DATASET:
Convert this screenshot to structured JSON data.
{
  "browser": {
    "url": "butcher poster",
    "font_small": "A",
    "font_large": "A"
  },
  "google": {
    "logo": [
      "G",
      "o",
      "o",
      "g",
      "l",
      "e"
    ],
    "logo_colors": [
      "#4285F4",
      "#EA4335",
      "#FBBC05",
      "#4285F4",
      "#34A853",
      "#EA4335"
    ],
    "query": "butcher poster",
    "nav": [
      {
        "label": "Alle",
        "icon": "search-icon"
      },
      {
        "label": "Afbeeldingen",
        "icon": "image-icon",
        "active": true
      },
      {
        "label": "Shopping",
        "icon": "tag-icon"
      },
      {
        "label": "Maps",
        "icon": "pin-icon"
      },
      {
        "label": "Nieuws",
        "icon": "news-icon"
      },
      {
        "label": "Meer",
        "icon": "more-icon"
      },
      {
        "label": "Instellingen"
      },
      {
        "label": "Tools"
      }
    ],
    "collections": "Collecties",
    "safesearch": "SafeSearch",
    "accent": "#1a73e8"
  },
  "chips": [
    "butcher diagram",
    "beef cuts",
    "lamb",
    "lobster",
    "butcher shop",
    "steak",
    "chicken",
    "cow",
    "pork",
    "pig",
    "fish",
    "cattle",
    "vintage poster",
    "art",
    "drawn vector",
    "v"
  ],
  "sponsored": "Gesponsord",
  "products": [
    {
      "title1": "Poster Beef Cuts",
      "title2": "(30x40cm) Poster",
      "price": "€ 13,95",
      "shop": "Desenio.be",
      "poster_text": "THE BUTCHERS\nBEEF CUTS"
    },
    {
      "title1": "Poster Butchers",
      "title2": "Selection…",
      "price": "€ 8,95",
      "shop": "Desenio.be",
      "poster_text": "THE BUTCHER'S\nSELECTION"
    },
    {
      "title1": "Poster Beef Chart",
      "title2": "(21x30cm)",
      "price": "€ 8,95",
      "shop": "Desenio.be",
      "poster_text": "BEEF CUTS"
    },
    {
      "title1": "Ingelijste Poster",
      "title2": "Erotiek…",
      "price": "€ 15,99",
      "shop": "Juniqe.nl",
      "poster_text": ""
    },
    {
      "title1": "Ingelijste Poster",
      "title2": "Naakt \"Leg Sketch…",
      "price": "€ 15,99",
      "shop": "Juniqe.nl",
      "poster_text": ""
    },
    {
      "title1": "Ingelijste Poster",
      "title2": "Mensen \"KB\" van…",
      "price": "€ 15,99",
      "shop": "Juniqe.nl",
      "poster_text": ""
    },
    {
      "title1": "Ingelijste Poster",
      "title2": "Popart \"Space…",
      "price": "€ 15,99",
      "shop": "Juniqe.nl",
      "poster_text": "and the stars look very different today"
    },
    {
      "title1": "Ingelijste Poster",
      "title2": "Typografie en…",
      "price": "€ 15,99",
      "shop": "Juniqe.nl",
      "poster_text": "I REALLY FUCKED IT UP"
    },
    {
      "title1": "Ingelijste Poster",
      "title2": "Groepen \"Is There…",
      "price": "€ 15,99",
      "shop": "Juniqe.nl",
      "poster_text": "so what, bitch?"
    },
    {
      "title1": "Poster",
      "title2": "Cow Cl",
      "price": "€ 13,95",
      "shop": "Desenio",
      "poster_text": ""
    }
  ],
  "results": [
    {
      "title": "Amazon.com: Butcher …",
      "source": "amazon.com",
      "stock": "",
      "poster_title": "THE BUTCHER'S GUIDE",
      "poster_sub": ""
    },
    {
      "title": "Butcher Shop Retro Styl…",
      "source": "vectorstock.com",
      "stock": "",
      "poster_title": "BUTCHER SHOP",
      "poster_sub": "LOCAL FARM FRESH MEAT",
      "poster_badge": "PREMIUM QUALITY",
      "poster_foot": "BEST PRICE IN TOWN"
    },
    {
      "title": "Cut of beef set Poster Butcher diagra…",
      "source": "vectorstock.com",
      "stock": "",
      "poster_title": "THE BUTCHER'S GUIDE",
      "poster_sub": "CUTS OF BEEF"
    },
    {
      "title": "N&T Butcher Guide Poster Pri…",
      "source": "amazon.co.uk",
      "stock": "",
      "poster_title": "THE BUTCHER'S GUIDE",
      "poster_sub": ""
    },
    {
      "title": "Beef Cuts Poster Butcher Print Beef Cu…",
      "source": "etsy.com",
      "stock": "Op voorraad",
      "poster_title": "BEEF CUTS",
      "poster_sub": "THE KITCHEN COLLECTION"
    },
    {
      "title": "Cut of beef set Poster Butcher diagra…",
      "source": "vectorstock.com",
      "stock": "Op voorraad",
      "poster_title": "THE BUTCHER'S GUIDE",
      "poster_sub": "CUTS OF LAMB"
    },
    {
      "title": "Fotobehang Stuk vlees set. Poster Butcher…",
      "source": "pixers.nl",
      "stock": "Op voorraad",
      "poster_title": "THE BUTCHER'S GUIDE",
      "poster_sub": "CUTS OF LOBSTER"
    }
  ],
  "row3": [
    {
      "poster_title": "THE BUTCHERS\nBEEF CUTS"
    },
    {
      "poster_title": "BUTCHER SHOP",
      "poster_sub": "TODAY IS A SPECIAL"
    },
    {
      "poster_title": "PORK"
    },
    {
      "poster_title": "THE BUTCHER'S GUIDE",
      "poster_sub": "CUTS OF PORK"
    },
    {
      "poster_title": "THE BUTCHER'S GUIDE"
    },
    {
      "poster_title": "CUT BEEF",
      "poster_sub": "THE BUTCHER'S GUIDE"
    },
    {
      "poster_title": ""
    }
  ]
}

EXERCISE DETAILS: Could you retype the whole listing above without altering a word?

FINAL ANSWER:
Convert this screenshot to structured JSON data.
{
  "browser": {
    "url": "butcher poster",
    "font_small": "A",
    "font_large": "A"
  },
  "google": {
    "logo": [
      "G",
      "o",
      "o",
      "g",
      "l",
      "e"
    ],
    "logo_colors": [
      "#4285F4",
      "#EA4335",
      "#FBBC05",
      "#4285F4",
      "#34A853",
      "#EA4335"
    ],
    "query": "butcher poster",
    "nav": [
      {
        "label": "Alle",
        "icon": "search-icon"
      },
      {
        "label": "Afbeeldingen",
        "icon": "image-icon",
        "active": true
      },
      {
        "label": "Shopping",
        "icon": "tag-icon"
      },
      {
        "label": "Maps",
        "icon": "pin-icon"
      },
      {
        "label": "Nieuws",
        "icon": "news-icon"
      },
      {
        "label": "Meer",
        "icon": "more-icon"
      },
      {
        "label": "Instellingen"
      },
      {
        "label": "Tools"
      }
    ],
    "collections": "Collecties",
    "safesearch": "SafeSearch",
    "accent": "#1a73e8"
  },
  "chips": [
    "butcher diagram",
    "beef cuts",
    "lamb",
    "lobster",
    "butcher shop",
    "steak",
    "chicken",
    "cow",
    "pork",
    "pig",
    "fish",
    "cattle",
    "vintage poster",
    "art",
    "drawn vector",
    "v"
  ],
  "sponsored": "Gesponsord",
  "products": [
    {
      "title1": "Poster Beef Cuts",
      "title2": "(30x40cm) Poster",
      "price": "€ 13,95",
      "shop": "Desenio.be",
      "poster_text": "THE BUTCHERS\nBEEF CUTS"
    },
    {
      "title1": "Poster Butchers",
      "title2": "Selection…",
      "price": "€ 8,95",
      "shop": "Desenio.be",
      "poster_text": "THE BUTCHER'S\nSELECTION"
    },
    {
      "title1": "Poster Beef Chart",
      "title2": "(21x30cm)",
      "price": "€ 8,95",
      "shop": "Desenio.be",
      "poster_text": "BEEF CUTS"
    },
    {
      "title1": "Ingelijste Poster",
      "title2": "Erotiek…",
      "price": "€ 15,99",
      "shop": "Juniqe.nl",
      "poster_text": ""
    },
    {
      "title1": "Ingelijste Poster",
      "title2": "Naakt \"Leg Sketch…",
      "price": "€ 15,99",
      "shop": "Juniqe.nl",
      "poster_text": ""
    },
    {
      "title1": "Ingelijste Poster",
      "title2": "Mensen \"KB\" van…",
      "price": "€ 15,99",
      "shop": "Juniqe.nl",
      "poster_text": ""
    },
    {
      "title1": "Ingelijste Poster",
      "title2": "Popart \"Space…",
      "price": "€ 15,99",
      "shop": "Juniqe.nl",
      "poster_text": "and the stars look very different today"
    },
    {
      "title1": "Ingelijste Poster",
      "title2": "Typografie en…",
      "price": "€ 15,99",
      "shop": "Juniqe.nl",
      "poster_text": "I REALLY FUCKED IT UP"
    },
    {
      "title1": "Ingelijste Poster",
      "title2": "Groepen \"Is There…",
      "price": "€ 15,99",
      "shop": "Juniqe.nl",
      "poster_text": "so what, bitch?"
    },
    {
      "title1": "Poster",
      "title2": "Cow Cl",
      "price": "€ 13,95",
      "shop": "Desenio",
      "poster_text": ""
    }
  ],
  "results": [
    {
      "title": "Amazon.com: Butcher …",
      "source": "amazon.com",
      "stock": "",
      "poster_title": "THE BUTCHER'S GUIDE",
      "poster_sub": ""
    },
    {
      "title": "Butcher Shop Retro Styl…",
      "source": "vectorstock.com",
      "stock": "",
      "poster_title": "BUTCHER SHOP",
      "poster_sub": "LOCAL FARM FRESH MEAT",
      "poster_badge": "PREMIUM QUALITY",
      "poster_foot": "BEST PRICE IN TOWN"
    },
    {
      "title": "Cut of beef set Poster Butcher diagra…",
      "source": "vectorstock.com",
      "stock": "",
      "poster_title": "THE BUTCHER'S GUIDE",
      "poster_sub": "CUTS OF BEEF"
    },
    {
      "title": "N&T Butcher Guide Poster Pri…",
      "source": "amazon.co.uk",
      "stock": "",
      "poster_title": "THE BUTCHER'S GUIDE",
      "poster_sub": ""
    },
    {
      "title": "Beef Cuts Poster Butcher Print Beef Cu…",
      "source": "etsy.com",
      "stock": "Op voorraad",
      "poster_title": "BEEF CUTS",
      "poster_sub": "THE KITCHEN COLLECTION"
    },
    {
      "title": "Cut of beef set Poster Butcher diagra…",
      "source": "vectorstock.com",
      "stock": "Op voorraad",
      "poster_title": "THE BUTCHER'S GUIDE",
      "poster_sub": "CUTS OF LAMB"
    },
    {
      "title": "Fotobehang Stuk vlees set. Poster Butcher…",
      "source": "pixers.nl",
      "stock": "Op voorraad",
      "poster_title": "THE BUTCHER'S GUIDE",
      "poster_sub": "CUTS OF LOBSTER"
    }
  ],
  "row3": [
    {
      "poster_title": "THE BUTCHERS\nBEEF CUTS"
    },
    {
      "poster_title": "BUTCHER SHOP",
      "poster_sub": "TODAY IS A SPECIAL"
    },
    {
      "poster_title": "PORK"
    },
    {
      "poster_title": "THE BUTCHER'S GUIDE",
      "poster_sub": "CUTS OF PORK"
    },
    {
      "poster_title": "THE BUTCHER'S GUIDE"
    },
    {
      "poster_title": "CUT BEEF",
      "poster_sub": "THE BUTCHER'S GUIDE"
    },
    {
      "poster_title": ""
    }
  ]
}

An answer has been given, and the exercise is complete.